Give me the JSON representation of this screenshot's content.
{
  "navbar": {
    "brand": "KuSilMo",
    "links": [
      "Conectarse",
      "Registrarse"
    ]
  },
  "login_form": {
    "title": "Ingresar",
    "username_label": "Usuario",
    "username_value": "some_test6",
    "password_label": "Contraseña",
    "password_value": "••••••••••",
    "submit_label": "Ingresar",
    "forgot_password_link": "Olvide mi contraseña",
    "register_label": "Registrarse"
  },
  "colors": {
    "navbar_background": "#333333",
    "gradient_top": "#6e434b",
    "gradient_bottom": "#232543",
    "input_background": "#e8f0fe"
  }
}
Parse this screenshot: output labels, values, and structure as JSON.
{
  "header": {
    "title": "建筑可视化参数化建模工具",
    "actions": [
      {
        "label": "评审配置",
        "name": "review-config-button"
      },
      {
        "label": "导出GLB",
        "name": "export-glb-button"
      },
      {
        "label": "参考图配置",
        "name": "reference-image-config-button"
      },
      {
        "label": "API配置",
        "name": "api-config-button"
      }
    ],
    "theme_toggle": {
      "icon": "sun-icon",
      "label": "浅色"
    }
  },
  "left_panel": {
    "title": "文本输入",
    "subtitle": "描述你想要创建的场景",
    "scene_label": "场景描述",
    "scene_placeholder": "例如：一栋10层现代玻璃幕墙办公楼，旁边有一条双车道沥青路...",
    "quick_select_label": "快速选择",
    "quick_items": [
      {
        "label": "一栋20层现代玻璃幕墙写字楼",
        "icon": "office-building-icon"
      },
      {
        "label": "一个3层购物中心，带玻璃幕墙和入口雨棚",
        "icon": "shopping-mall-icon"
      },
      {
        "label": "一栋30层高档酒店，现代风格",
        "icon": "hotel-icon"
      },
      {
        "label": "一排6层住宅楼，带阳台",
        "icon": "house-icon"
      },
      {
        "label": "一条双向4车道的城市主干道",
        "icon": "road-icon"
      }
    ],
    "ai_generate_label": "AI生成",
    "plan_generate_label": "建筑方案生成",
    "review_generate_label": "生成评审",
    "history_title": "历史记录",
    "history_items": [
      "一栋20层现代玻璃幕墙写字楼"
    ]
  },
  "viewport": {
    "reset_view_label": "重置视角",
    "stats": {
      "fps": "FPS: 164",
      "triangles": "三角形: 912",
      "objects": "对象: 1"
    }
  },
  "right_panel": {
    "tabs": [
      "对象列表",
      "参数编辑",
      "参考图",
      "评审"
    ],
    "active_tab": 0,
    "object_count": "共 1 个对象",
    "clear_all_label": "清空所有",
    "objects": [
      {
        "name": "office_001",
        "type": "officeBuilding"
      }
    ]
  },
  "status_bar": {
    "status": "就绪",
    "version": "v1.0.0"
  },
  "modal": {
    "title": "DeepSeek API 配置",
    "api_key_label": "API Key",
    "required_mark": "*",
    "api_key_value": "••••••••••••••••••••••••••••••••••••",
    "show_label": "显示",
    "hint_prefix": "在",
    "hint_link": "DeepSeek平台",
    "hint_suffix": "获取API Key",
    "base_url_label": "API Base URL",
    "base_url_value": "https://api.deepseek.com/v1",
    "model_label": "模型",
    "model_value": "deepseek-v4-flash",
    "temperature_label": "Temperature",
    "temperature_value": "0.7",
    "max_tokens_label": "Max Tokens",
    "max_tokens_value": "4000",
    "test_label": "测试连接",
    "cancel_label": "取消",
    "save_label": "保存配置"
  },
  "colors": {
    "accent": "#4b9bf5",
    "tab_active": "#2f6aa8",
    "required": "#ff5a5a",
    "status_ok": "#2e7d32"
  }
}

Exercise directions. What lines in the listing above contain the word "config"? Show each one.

Written response.
        "name": "review-config-button"
        "name": "reference-image-config-button"
        "name": "api-config-button"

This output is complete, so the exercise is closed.